Creating a trust can help you reach your financial goals during your lifetime and allow you to leave a legacy for your family after your death. Trusts can serve many purposes and are not just for extraordinarily wealthy individuals.
Trusts are frequently used for estate planning purposes. If you want to establish a create a plan to help you reach your financial goals for yourself or your loved ones, contact an Arlington trust lawyer today. A well-versed trusts and estates lawyer can help you create a plan that reflects your needs.
Trusts in Estate Planning
Establishing a trust creates a separate legal entity that can own or hold property in its own name. The grantor who creates the trust will decide its purpose as well as its terms. The initial grantor decides which beneficiaries will receive assets from the trust and the terms of their distributions.
The grantor can transfer some assets, like their personal property, to their trust immediately after the documents are signed. Other assets like real estate or vehicles will need to be transferred to the trust legally. Even if the grantor lists the asset as part of the trust, they must still legally transfer title to the property to the trust to be effective. For example, real estate must be deeded into the name of the trust to effectuate a transfer of the property into the governance of the trust terms.
Revocable and Irrevocable Trusts

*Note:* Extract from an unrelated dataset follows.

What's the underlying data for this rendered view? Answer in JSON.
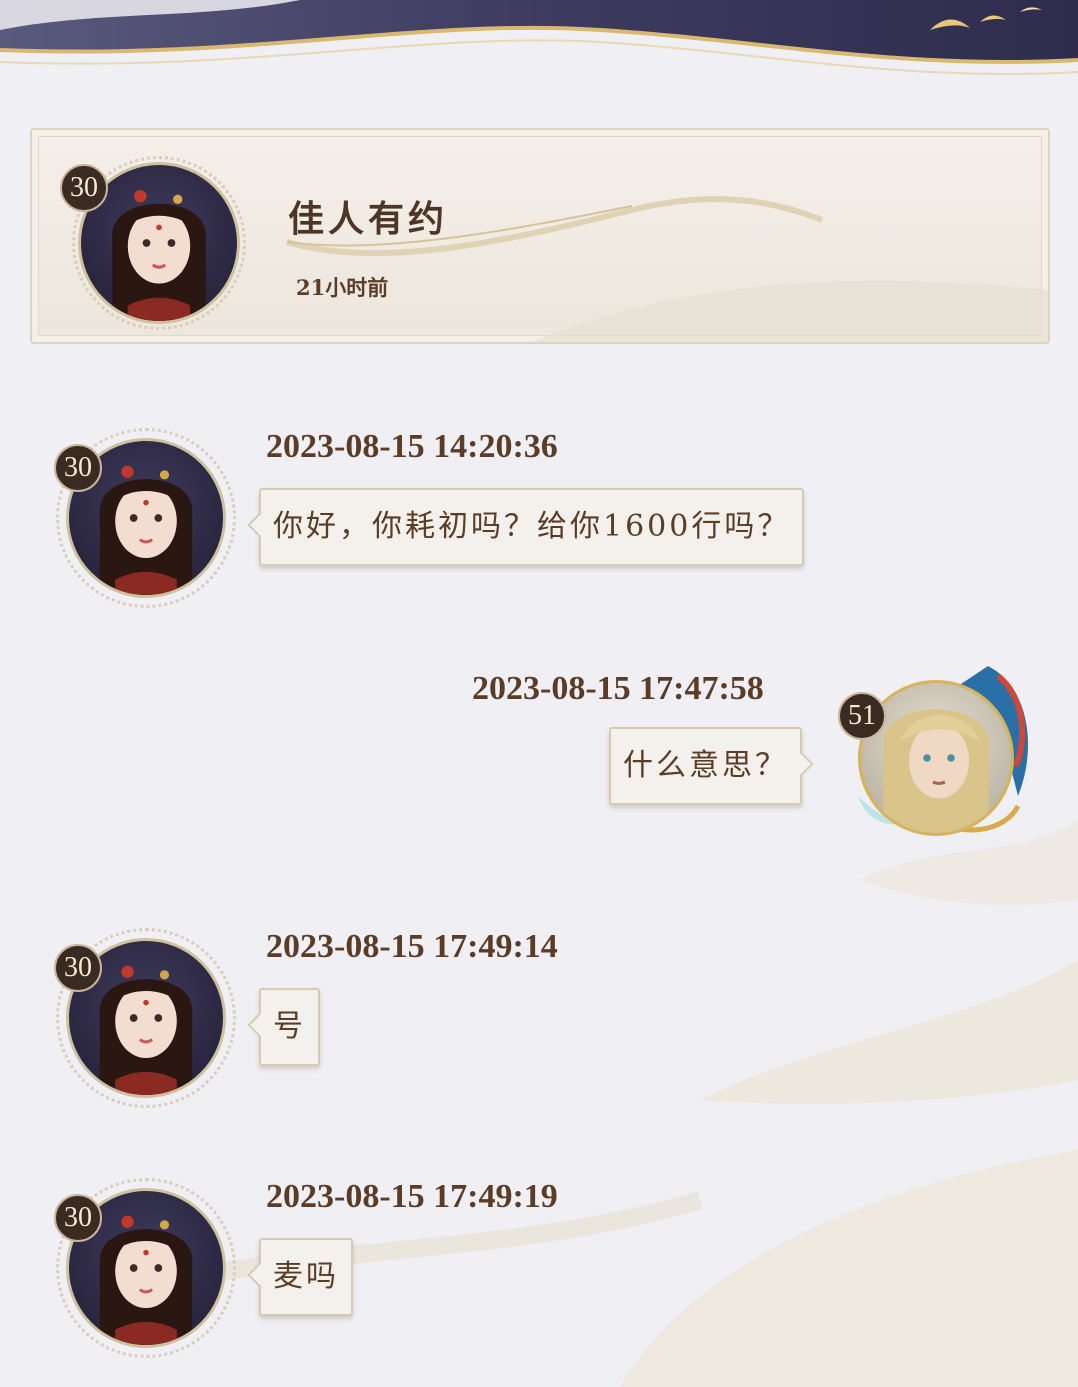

The grantor can create a trust that is revocable or irrevocable. Revocable trusts, also known as living trusts, allow the grantor to maintain control of their assets while they are alive. In a living trust, the assets do generally not transfer to the beneficiaries until after the grantor’s death. During the grantor’s life, the grantor can change the beneficiaries or the trustee or can add or remove assets to the trust.

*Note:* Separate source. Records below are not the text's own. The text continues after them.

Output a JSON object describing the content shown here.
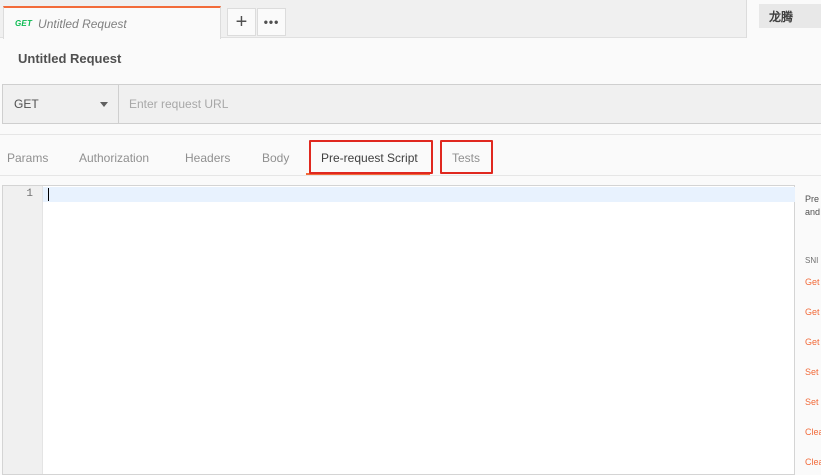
{
  "tabs": [
    {
      "method": "GET",
      "title": "Untitled Request",
      "active": true
    }
  ],
  "tab_actions": {
    "new_tab": "+",
    "more": "•••"
  },
  "environment": {
    "label": "龙腾"
  },
  "request": {
    "title": "Untitled Request",
    "method": "GET",
    "url_value": "",
    "url_placeholder": "Enter request URL"
  },
  "subtabs": [
    {
      "label": "Params"
    },
    {
      "label": "Authorization"
    },
    {
      "label": "Headers"
    },
    {
      "label": "Body"
    },
    {
      "label": "Pre-request Script",
      "active": true,
      "highlighted": true
    },
    {
      "label": "Tests",
      "highlighted": true
    }
  ],
  "editor": {
    "line_numbers": [
      "1"
    ],
    "content": ""
  },
  "snippets_panel": {
    "description_lines": [
      "Pre",
      "and"
    ],
    "heading": "SNI",
    "links": [
      "Get",
      "Get",
      "Get",
      "Set",
      "Set",
      "Clea",
      "Clea"
    ]
  },
  "colors": {
    "accent": "#f26b3a",
    "get_method": "#0cbb52",
    "highlight_box": "#e0281f"
  }
}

When the grantor of a revocable trust dies, the assets in the trust can transfer to the beneficiaries without having to go through probate. Probate is the process of administering an estate or a will and can often take months to complete. Beneficiaries of the estate may need to obtain attorneys to represent their interests in any probate litigation. By transferring property through a trust, the grantor can save their loved ones’ time and money.
An irrevocable trust does not allow the grantor to retain the power to alter or change it. A grantor might choose this type of trust to protect the trust assets from their creditors or their beneficiaries’ creditors. In most cases, regular creditors cannot reach assets held in an irrevocable trust. In addition, creating an irrevocable trust may help reduce the taxable value of an estate for federal estate tax purposes.

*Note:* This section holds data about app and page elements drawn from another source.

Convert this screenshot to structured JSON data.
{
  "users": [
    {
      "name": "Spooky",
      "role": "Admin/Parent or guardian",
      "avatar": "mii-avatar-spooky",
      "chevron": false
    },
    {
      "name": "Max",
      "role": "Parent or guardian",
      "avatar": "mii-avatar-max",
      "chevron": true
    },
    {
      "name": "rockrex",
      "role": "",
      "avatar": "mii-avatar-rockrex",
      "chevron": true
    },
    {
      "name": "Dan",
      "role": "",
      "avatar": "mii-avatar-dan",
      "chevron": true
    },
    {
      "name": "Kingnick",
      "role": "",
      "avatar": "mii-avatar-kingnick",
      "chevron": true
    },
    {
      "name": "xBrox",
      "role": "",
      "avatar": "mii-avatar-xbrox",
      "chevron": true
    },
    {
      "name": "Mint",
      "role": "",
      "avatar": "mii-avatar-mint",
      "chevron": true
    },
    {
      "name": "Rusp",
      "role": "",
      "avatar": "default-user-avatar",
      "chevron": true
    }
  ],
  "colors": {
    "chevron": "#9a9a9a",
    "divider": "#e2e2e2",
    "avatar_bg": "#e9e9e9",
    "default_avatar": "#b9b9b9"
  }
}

A trust may encompass the majority of the grantor’s estate, or it could contain only a portion. Grantors can choose to create several trusts for multiple purposes. For example, a grantor could create a trust to provide for the care of their pet after their death. Or, the grantor could establish a trust for a charitable purpose.
Trusts may also be used to provide support for a minor child or disabled person. Parents who act as caretakers for their children with disabilities often use special needs trusts to ensure that their children will be cared for after they pass away.
A trust may also be established as part of a person’s will. Testamentary trusts do not take effect during the grantor’s lifetime and are only active after death. Because they are created as part of a will, these types of trusts are subject to a probate judge’s oversight.
Let an Arlington Trusts Attorney Assist You
Creating a trust can be an important part of managing your assets both now and in the future. If you are ready to plan your estate and think that a trust may be right for you, schedule an appointment with an Arlington trust lawyer today and learn more about your options.